He focuses on New York City. “Mayor Adams has led a major push that would lower the standard for first responders to strap people to a gurney, load them into an E.M.T. van and take them to a hospital for psychiatric evaluation and possible commitment, against their will. He would also make it easier to channel them into court-mandated outpatient treatment.”
But he argues that there are significant problems with antipsychotics. “Compulsory care is deeply problematic in itself, but is made more so by the medications at its core. This isn’t to suggest that antipsychotics should not be prescribed for people enduring psychosis. It is to say that the drugs shouldn’t be considered – as they tend to be now – the required linchpin of treatment. Antipsychotics probably reduce hallucinations and delusions for around 60 percent of those who take them, but the science around their efficacy is far from definitive and some studies (though not all) indicate that long-term maintenance on the drugs may worsen outcomes.”

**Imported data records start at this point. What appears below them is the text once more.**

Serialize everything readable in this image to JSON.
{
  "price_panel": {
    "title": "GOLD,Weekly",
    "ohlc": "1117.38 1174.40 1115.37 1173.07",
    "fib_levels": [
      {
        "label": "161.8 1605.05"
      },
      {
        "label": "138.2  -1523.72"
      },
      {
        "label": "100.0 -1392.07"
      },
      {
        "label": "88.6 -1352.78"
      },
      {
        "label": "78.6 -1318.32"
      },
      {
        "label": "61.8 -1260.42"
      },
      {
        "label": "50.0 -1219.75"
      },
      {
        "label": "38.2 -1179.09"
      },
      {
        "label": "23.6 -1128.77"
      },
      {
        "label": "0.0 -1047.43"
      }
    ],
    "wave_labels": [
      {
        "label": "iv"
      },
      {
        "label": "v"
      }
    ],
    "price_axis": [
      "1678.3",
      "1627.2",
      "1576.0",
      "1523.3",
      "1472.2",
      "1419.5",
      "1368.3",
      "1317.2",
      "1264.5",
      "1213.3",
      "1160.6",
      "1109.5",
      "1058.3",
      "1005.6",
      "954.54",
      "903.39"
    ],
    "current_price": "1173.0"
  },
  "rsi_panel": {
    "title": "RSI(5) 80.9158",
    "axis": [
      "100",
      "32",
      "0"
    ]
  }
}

“Science hasn’t made great strides in antipsychotics since the drugs were first introduced seven decades ago… [T]hey often have profound side effects: mental torpor, major weight gain, tics, spasms and a condition called akathisia, an overall jitteriness, as if a mad puppeteer is fighting perpetually for control of the person’s body.”
He also argues that forcing medications is not without risk. “Imagine being cut off from society by a tormented psyche and extreme poverty and then being hauled off to an emergency room, forcibly injected with a powerful drug like Haldol and held in a locked ward until being dispatched into a compulsory outpatient program. Will this set the stage for a stable life? Or will it add to people’s trauma, sense of isolation and lack of agency – and lead to their slipping away from whatever program they’re ordered into and back toward dire instability?”
A way forward? “We’re going to have to think less fearfully and more creatively, genuinely seeking the counsel of people who’ve learned to cope, in varied ways, with their psychiatric conditions. Beyond the bottom line of adequate housing, we’ll need to embrace approaches that may seem hazy in contrast to the chemistry of pharmaceuticals, but that can be the best hope for recovery. This will mean funding and fostering the kinds of supportive communities like Fountain House and the group meetings of the Hearing Voices Network, which combat isolation and despair with an emphasis on sharing experiences and solutions…”
A few thoughts:
1. This is a well-written essay.
2. Compulsory care is a difficult and nuanced subject. The comments about the invasive nature of such care are relevant.
3. How strong is his alternative agenda?
4. The debate over coercive care is complicated. Past Readings have considered other essays on this topic, including one from journalist Anna Mehler Paperny in The Globe and Mail. It can be found here:
The full NYT essay can be found here:
Reading of the Week. Every week I pick articles and papers from the world of Psychiatry.